Every experience is different
Dogs and cats can have such different personalities, and every animal holds a new opportunity for you to explore a different side of yourself. The two animals I spend the most time with right now are Tucker and Hercules.
Tucker, who belongs to my roommate, is a needy, snuggly, affectionate cat. He lays on top of me and purrs. It’s wonderful. Hercules, a friend’s cat who lives down the street, is a maniac. He’s fighty, he’s brazen, and he’s a literal ankle-biter. He’s wonderful, too.
If you have a pet at home, visiting other animals lets you play and interact in ways that your own pet might not enjoy or encourage.
And if you don’t have an animal at home, visiting other pets can help you learn about what kind of personalities are out there. When you’re ready for a pet (if that’s a goal of yours), you’ll be better informed about the temperament and disposition you’re looking for in your cat or dog.
You’ve got to leave your house
Especially during the winter, many of us struggle to go out and do something (it’s so warm and snuggly in front of the latest season of Queer Eye!) Visiting other people’s pets requires you to leave your house — and (usually) be social.
How to borrow pets
There are many avenues you can take to hang out with other peoples’ animals.
Ask your friends
Do your co-workers, classmates, or relatives have pets? Hang out with them. Not only will you get a chance to know these people better, but you get the added benefits of scritches and puppy kisses. When a co-worker mentions their pet, ask to see a photo. Animal people love to share photos of their pets.
And when they show you their favorite furry creature, say something like, “I’d love to come over and meet him sometime! I’ll bring coffee!” It might sound forward . . . but most people are going to be excited to share their pets with you.
Hang out at a park
There’s a park just a bus ride away from me that guarantees happy dog time—on sunny days it’s full of pups and their people stretching their legs, tossing tennis balls, and lounging in the sunshine.
Maybe there’s one near you, too.
Pack a lunch and a book. Find a nice shady spot and make yourself comfortable.
Then ask people if you can say hi to their dog! In general, folks love to share their dogs with friendly strangers. For the price of a few minutes’ small-talk, you can enjoy a rolling-in-the-grass, panting, tongue-lolling, happy dog.
Volunteer at a rescue

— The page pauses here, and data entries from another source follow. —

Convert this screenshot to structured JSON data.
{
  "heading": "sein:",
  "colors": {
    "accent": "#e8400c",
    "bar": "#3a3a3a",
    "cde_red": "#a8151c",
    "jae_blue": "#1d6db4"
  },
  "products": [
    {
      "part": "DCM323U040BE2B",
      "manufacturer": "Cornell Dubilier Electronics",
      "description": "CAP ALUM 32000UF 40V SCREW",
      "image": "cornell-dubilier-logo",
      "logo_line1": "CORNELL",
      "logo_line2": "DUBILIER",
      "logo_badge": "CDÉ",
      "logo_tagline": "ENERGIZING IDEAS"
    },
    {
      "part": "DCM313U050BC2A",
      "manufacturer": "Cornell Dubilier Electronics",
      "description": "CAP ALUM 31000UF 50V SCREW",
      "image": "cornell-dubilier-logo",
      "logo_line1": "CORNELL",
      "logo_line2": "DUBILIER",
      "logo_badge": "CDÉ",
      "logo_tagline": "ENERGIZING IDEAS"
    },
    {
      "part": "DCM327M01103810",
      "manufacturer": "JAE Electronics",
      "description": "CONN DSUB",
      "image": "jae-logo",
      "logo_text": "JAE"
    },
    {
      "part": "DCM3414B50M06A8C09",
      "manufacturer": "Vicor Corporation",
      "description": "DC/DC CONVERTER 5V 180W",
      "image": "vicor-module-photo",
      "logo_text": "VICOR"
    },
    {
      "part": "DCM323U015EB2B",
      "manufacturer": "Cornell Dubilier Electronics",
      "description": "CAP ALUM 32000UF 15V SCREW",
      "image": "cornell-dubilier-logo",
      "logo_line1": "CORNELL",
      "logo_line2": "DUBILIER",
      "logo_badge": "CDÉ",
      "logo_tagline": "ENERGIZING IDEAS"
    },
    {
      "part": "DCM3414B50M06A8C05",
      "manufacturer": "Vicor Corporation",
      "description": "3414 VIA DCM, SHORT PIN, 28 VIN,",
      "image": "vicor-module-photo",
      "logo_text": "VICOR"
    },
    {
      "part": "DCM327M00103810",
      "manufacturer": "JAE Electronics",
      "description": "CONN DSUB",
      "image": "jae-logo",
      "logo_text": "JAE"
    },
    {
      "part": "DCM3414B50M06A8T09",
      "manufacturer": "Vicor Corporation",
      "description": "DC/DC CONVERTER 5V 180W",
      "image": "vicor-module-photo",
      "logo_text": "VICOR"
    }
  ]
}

Be like Terry Lauderman, who earned the internet nickname “Cat Grandpa” when his story when viral in 2018. Lauderman visits the Safe Haven Pet Sanctuary in Green Bay, Wisconsin each day to brush cats (and nap with them).
Families often need a responsible, reliable adult to come to their home to feed, medicate, walk, and snuggle with their animals. If that’s you, make a flyer and pin it up at pet stores around town. In some areas, you can also join online services like Rover, which can help get you connected to families in need of a petsitter.
Visit an animal cafe
The first cat cafe in the US was established in 2014, and since then more than 100 more have opened. I’m based in Chicago, where we have The Catcade and Windy Kitty Cat Cafe, and I spend time with cats at each of them (although I’m partial to The Catcade). It’s a great way to support a rescue and get in some much-needed purr therapy now and then.
Other regions have similar “cafes” with bunnies, birds, reptiles, and other animals. In the US, though, we’re mostly sticking to cats (for now), but I’ve heard a rumor that Chicago is getting a bunny cafe!
So set a goal. Make a plan.
How much time do you want to spend with animals this week? And what steps will you take to make that happen?
Your body, your mind, and your heart will all thank you.
For more @borrowedcats, visit www.instagram.com/borrowedcats